This drag happened because the Sixties, with their consciousness about civil rights, awakened conservative segments of the population to what seemed to be the dangers of an overly active government. In their view, traditional values no longer held sway, and the equality amendment along with the Roe v. Wade decision in 1973 foretold of a dire future for the nation. These concerns manifested themselves in the Stop-ERA Campaign, led by Phyllis Schlafly. As a long-time conservative, Schlafly spent her early public career warning of the dangers of liberalism and communism. Initially she was not particularly interested in the ERA. After further study, though, she concluded the ERA was another sign of the dangers of liberalism. Furthermore, it countered her faith-based view in women’s subordination to men.

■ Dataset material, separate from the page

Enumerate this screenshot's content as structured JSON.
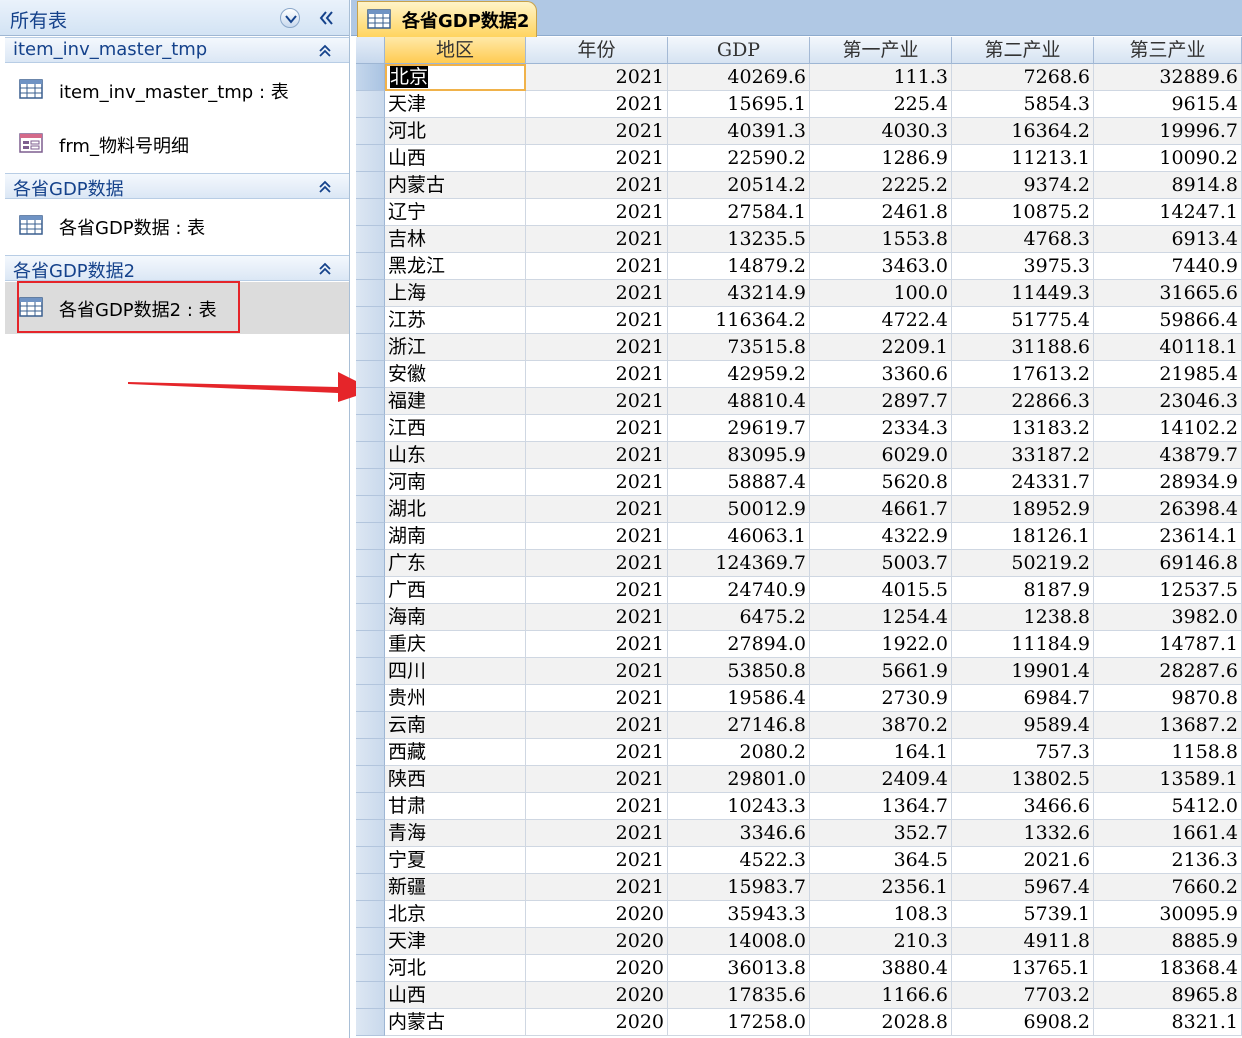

Believing women had a place of “special privilege,” in American society, Schlafly questioned why women would “lower” themselves “to equal rights.” She spoke frequently about the “fraud” of the ERA. She also predicted women would be subject to the draft, alimony payments would no longer be standard in divorce settlements, and unisex toilets would become a reality. Her Stop-ERA campaign did not shift the public’s opinion about treating women more equitably, but it did cast doubt about the implications of the amendment. Uncertainty about its effects led to a significant decline in support for ratification. Supporters of the amendment increasingly found themselves trying to explain how the amendment would help women, not harm them.
After the allotted seven years, the ERA had passed in only thirty-five states. It needed three more to take effect. Congress then granted a three-year extension to secure ratification, and yet, no additional state approved the amendment. Still, the Equal Rights Amendment, and the debates surrounding its possible impact, did not disappear in 1982 when the extended window for ratification lapsed.
In the midst of the nation’s culture wars in the 1980s and 1990s, the role of women in America continued to be hotly contested. Members of Congress have repeatedly reintroduced the ERA since 1982. They even tried reframing the debate by calling it the Women’s Equality Amendment in 2007. As Carolyn Maloney (D-NY), a vocal supporter of the amendment, said in 2011, “We cannot ensure that women will be free of discrimination… as long as women are not universally defended under our Constitution…the equal rights of women are subject to interpretation of law.” Women today do have the protection of the Equal Pay Act of 1963 and the Civil Rights Act of 1964, but questions of gender inequality remain as pervasive in American life today as they did on March 22, 1972.